    I was looking up some carving videos and saw that Mary May is on a Woodwright's Shop episode. I haven't watched that show in many years, so I thought I'd take a look. It only took a few minutes for me to remember why I always had a hard time watching his show. He seems to always need to hold every single piece of anything that is being discussed and always has to have his hands in the shot. He'll put his fingers a few inches from where they are working. If the guest is holding something up, Underhill will want to hold onto the piece too. It's in every episode and you can see how it makes some of the guests a bit uncomfortable too.

    What gives? I thought that, perhaps, he tells the camera operators to just follow his hands, but he is the only person that I have ever seen do this.
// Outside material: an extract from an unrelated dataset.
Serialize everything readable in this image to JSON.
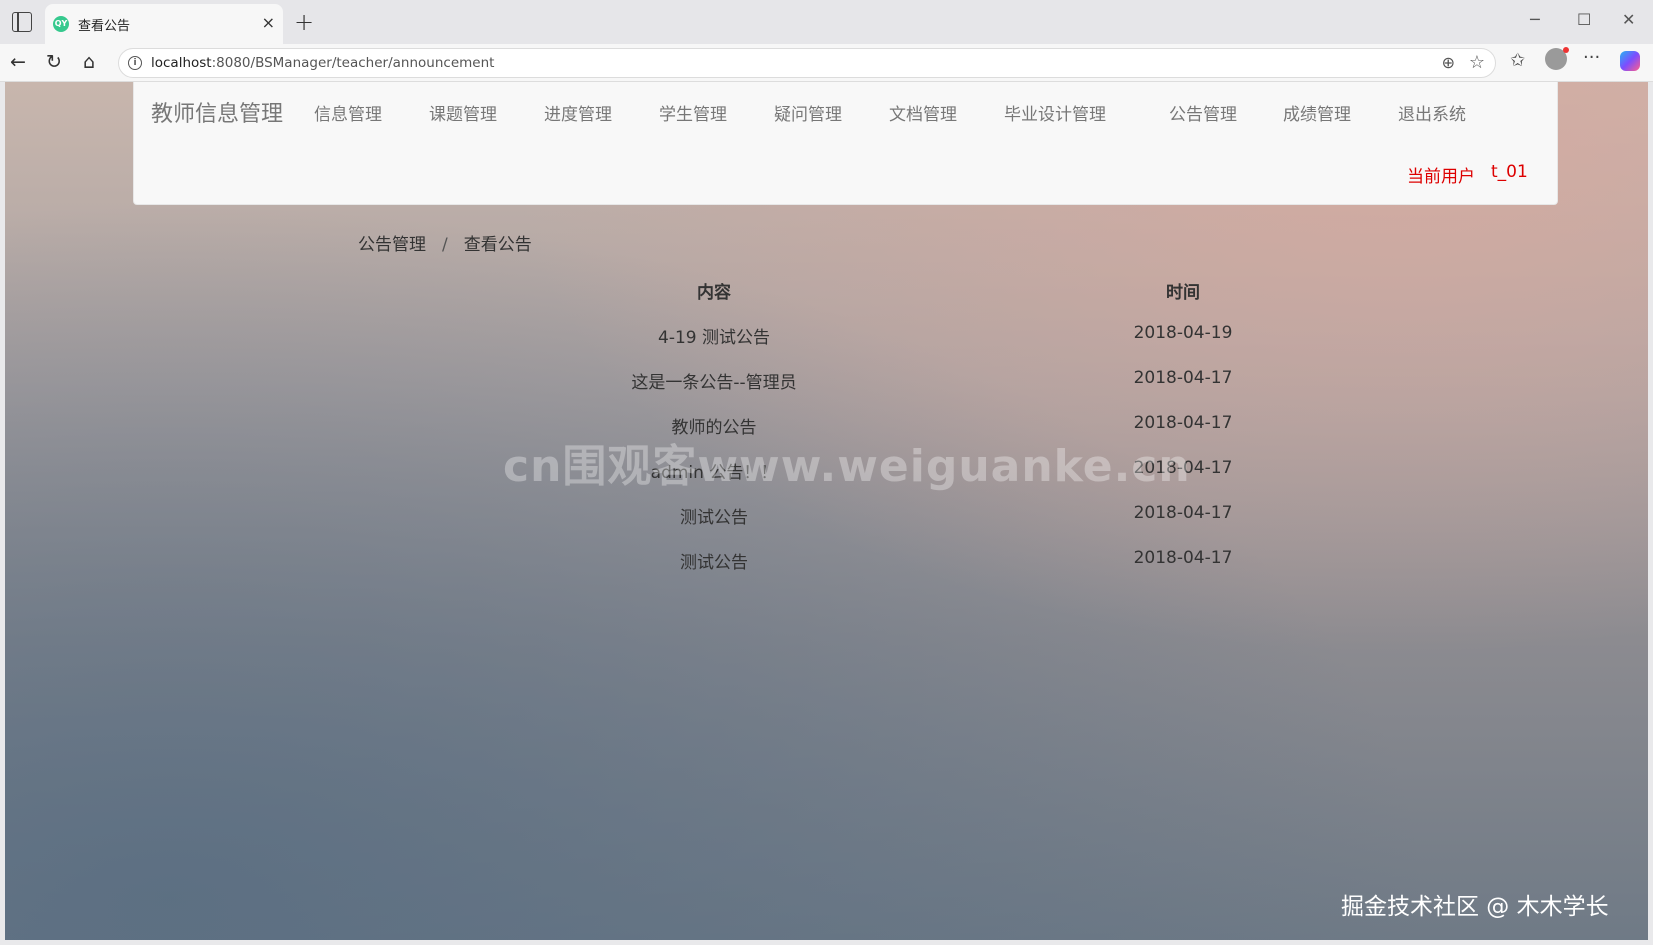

Whatever the reason, it drives me crazy!
    Last edited by Fiddlestix McWhisters; 09-04-2018, 12:24 PM.
    Sincerely and Respectfully,
    Fiddlestix H. McWhiskers

  • #2
    Try asking him that question.
    Every day should be unwrapped like a precious gift.


    • #3
      This is funny, because I thought it was just me. I even told my wife that I hate watching his show when he has a guest join him... for that reason.
      Old carvers never die... they just whittle away.


      • #4
        Kudos to Fiddlestix in causing me to reflect on 'The Woodwright Shop', a show I watched only a few times. I loved the introduction with Roy walking down Wall Street with his toolbox, but I can't remember much his individual shows.

        I found Roy's skills much more advanced than mine, so I gave up on him. In Canada, there was a similar figure, but he wasn't well known. Tom Fidgen started "The Unplugged Workshop" in Toronto. He has blossomed into quite an entrepreneur now, giving workshops, etc. When I first heard of him, he had just moved to Toronto from Cape Breton in Nova Scotia.

        He wrote a good book on woodworking with hand tools (which I bought and read). I was quite impressed with his ability to write, videos, woodworking skills and his desire to get on in life. But once I started carving, I didn't do much woodworking anymore. So I gave his book away and haven't thought about him in years.

        Thanks for the memories Fiddlestix. We need more people like you to create interesting threads.
        Last edited by Rodster; 09-04-2018, 05:43 PM.